So, how do you go about finding the right property for your needs, particularly if you’re not an experienced property investor? In this article, you’ll find some insights about what to look for in an investment property.

Capital growth is the increase in value of a property over a period of time. Investors use a range of strategies to build wealth, and looking for the properties that are most likely to experience significant capital growth, is often high on their radar.

So, how do you find an investment property with solid capital growth potential? Look for locations and suburbs experiencing economic growth. Economic growth creates jobs, which brings more people to an area, which may flow through to the property market via increased demand for housing. Greater demand means more chance of capital growth.

Next, be sure to choose an investment property that is close to amenities such as schools, shopping centres and public transport – when an area is experiencing economic growth, these properties will be in the most demand.
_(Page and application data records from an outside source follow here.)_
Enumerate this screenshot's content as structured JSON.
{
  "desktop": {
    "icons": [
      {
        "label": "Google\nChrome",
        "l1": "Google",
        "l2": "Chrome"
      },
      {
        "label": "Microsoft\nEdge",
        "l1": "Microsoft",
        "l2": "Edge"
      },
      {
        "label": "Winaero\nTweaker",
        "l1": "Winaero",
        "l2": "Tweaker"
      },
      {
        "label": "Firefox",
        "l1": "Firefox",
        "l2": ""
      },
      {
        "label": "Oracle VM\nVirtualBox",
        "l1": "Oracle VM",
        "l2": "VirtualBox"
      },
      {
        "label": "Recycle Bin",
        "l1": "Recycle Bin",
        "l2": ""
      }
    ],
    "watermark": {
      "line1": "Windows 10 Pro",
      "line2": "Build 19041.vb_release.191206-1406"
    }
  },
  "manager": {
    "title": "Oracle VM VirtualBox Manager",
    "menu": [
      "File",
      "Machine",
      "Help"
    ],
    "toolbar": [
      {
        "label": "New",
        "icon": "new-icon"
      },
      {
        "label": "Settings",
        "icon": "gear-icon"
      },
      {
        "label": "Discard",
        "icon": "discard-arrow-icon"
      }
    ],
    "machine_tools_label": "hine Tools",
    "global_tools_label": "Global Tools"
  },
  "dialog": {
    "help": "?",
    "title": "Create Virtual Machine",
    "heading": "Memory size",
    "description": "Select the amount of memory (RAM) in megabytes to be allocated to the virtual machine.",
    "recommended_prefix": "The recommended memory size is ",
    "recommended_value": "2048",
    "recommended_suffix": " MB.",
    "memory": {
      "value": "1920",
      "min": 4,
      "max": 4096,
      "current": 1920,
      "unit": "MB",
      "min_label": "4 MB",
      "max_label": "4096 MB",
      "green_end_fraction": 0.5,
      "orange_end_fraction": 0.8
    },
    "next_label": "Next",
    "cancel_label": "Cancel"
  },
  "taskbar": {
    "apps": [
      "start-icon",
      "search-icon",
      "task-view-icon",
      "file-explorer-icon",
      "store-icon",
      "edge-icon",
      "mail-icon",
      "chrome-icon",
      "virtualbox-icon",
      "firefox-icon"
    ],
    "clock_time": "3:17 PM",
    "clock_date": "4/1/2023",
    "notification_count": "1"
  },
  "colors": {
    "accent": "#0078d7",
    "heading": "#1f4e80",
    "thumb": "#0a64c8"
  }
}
Some investors choose to focus on properties with a high rental yield, rather than just looking at capital growth potential. The rental yield is the rate of income return compared to the costs associated with the investment property. It’s typically expressed as a percentage, and may be calculated as a gross or net figure.

Investors who are following a rental yield strategy will typically look for areas where rents are high compared to the property value. Talk to us as we have access to have access to exclusive property tools to help you locate a suitable area.

As an investor, it’s wise to opt for a low-maintenance property. They not only cost less to keep, but they’re less hassle too. Units can be easier and cheaper to maintain than old houses for example, but keep in mind you’ll most likely have to pay body corporate fees.

When choosing an investment property, ask yourself whether there is room for improvement, or ways to add value. You might not renovate it right away, but when you do, be sure to do plenty of research to find out what’s in high demand. Ask your local real estate agents what kinds of property features resonate well with tenants and future buyers in the area.